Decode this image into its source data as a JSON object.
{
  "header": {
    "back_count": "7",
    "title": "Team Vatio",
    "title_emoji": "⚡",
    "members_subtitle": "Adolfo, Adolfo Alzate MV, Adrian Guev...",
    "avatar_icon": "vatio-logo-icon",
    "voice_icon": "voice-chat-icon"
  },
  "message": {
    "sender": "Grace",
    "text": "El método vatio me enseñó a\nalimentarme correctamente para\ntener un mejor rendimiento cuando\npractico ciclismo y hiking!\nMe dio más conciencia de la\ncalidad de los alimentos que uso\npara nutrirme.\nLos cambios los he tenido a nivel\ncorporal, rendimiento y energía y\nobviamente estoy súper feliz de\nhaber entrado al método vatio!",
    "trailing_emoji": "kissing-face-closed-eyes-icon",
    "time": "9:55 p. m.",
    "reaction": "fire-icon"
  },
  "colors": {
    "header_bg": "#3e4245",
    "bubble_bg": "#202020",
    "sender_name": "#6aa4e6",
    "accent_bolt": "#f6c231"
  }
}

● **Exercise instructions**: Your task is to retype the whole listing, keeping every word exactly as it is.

● **Task result**:
Decode this image into its source data as a JSON object.
{
  "header": {
    "back_count": "7",
    "title": "Team Vatio",
    "title_emoji": "⚡",
    "members_subtitle": "Adolfo, Adolfo Alzate MV, Adrian Guev...",
    "avatar_icon": "vatio-logo-icon",
    "voice_icon": "voice-chat-icon"
  },
  "message": {
    "sender": "Grace",
    "text": "El método vatio me enseñó a\nalimentarme correctamente para\ntener un mejor rendimiento cuando\npractico ciclismo y hiking!\nMe dio más conciencia de la\ncalidad de los alimentos que uso\npara nutrirme.\nLos cambios los he tenido a nivel\ncorporal, rendimiento y energía y\nobviamente estoy súper feliz de\nhaber entrado al método vatio!",
    "trailing_emoji": "kissing-face-closed-eyes-icon",
    "time": "9:55 p. m.",
    "reaction": "fire-icon"
  },
  "colors": {
    "header_bg": "#3e4245",
    "bubble_bg": "#202020",
    "sender_name": "#6aa4e6",
    "accent_bolt": "#f6c231"
  }
}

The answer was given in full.